_Material provided_.

:::::

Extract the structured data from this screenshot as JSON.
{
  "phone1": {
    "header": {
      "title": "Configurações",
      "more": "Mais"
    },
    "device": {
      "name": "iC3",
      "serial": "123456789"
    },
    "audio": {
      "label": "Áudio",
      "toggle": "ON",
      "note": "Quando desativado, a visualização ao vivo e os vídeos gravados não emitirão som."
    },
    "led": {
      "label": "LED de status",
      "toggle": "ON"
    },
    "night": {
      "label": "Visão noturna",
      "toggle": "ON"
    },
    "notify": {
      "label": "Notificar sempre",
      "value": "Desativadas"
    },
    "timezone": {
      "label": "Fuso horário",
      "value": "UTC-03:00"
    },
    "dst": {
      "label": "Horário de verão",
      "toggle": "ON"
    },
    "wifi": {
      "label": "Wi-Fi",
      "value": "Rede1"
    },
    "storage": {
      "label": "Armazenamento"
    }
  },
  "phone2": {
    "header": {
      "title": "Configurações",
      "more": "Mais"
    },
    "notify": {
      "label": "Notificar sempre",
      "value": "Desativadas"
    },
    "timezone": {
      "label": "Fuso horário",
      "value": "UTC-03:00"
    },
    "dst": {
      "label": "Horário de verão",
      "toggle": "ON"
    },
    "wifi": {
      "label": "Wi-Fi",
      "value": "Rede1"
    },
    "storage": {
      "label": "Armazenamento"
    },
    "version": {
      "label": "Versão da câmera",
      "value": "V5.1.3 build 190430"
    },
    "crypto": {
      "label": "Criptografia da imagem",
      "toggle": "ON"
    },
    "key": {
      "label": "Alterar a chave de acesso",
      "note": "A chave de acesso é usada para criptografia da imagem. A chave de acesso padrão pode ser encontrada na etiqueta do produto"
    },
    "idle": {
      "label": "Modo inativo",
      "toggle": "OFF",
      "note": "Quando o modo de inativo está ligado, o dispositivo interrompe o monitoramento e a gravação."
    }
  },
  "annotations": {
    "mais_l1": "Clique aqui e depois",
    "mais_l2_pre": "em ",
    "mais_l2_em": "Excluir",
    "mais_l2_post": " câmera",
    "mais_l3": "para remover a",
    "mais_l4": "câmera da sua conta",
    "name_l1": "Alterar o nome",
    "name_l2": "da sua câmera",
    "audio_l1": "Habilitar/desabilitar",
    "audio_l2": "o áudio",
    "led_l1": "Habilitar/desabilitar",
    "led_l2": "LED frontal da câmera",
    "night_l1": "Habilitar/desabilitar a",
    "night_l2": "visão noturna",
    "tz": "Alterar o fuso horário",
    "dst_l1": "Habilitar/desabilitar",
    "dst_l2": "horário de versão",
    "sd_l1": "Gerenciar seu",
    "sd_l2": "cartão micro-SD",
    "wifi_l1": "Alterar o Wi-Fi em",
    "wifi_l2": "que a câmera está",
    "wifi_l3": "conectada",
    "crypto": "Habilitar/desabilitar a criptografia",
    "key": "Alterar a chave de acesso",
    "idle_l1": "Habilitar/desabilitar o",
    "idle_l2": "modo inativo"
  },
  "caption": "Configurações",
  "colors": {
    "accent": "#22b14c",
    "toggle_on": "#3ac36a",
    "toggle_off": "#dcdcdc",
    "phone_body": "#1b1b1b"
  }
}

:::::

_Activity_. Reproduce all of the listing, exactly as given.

_Answer box_.
Extract the structured data from this screenshot as JSON.
{
  "phone1": {
    "header": {
      "title": "Configurações",
      "more": "Mais"
    },
    "device": {
      "name": "iC3",
      "serial": "123456789"
    },
    "audio": {
      "label": "Áudio",
      "toggle": "ON",
      "note": "Quando desativado, a visualização ao vivo e os vídeos gravados não emitirão som."
    },
    "led": {
      "label": "LED de status",
      "toggle": "ON"
    },
    "night": {
      "label": "Visão noturna",
      "toggle": "ON"
    },
    "notify": {
      "label": "Notificar sempre",
      "value": "Desativadas"
    },
    "timezone": {
      "label": "Fuso horário",
      "value": "UTC-03:00"
    },
    "dst": {
      "label": "Horário de verão",
      "toggle": "ON"
    },
    "wifi": {
      "label": "Wi-Fi",
      "value": "Rede1"
    },
    "storage": {
      "label": "Armazenamento"
    }
  },
  "phone2": {
    "header": {
      "title": "Configurações",
      "more": "Mais"
    },
    "notify": {
      "label": "Notificar sempre",
      "value": "Desativadas"
    },
    "timezone": {
      "label": "Fuso horário",
      "value": "UTC-03:00"
    },
    "dst": {
      "label": "Horário de verão",
      "toggle": "ON"
    },
    "wifi": {
      "label": "Wi-Fi",
      "value": "Rede1"
    },
    "storage": {
      "label": "Armazenamento"
    },
    "version": {
      "label": "Versão da câmera",
      "value": "V5.1.3 build 190430"
    },
    "crypto": {
      "label": "Criptografia da imagem",
      "toggle": "ON"
    },
    "key": {
      "label": "Alterar a chave de acesso",
      "note": "A chave de acesso é usada para criptografia da imagem. A chave de acesso padrão pode ser encontrada na etiqueta do produto"
    },
    "idle": {
      "label": "Modo inativo",
      "toggle": "OFF",
      "note": "Quando o modo de inativo está ligado, o dispositivo interrompe o monitoramento e a gravação."
    }
  },
  "annotations": {
    "mais_l1": "Clique aqui e depois",
    "mais_l2_pre": "em ",
    "mais_l2_em": "Excluir",
    "mais_l2_post": " câmera",
    "mais_l3": "para remover a",
    "mais_l4": "câmera da sua conta",
    "name_l1": "Alterar o nome",
    "name_l2": "da sua câmera",
    "audio_l1": "Habilitar/desabilitar",
    "audio_l2": "o áudio",
    "led_l1": "Habilitar/desabilitar",
    "led_l2": "LED frontal da câmera",
    "night_l1": "Habilitar/desabilitar a",
    "night_l2": "visão noturna",
    "tz": "Alterar o fuso horário",
    "dst_l1": "Habilitar/desabilitar",
    "dst_l2": "horário de versão",
    "sd_l1": "Gerenciar seu",
    "sd_l2": "cartão micro-SD",
    "wifi_l1": "Alterar o Wi-Fi em",
    "wifi_l2": "que a câmera está",
    "wifi_l3": "conectada",
    "crypto": "Habilitar/desabilitar a criptografia",
    "key": "Alterar a chave de acesso",
    "idle_l1": "Habilitar/desabilitar o",
    "idle_l2": "modo inativo"
  },
  "caption": "Configurações",
  "colors": {
    "accent": "#22b14c",
    "toggle_on": "#3ac36a",
    "toggle_off": "#dcdcdc",
    "phone_body": "#1b1b1b"
  }
}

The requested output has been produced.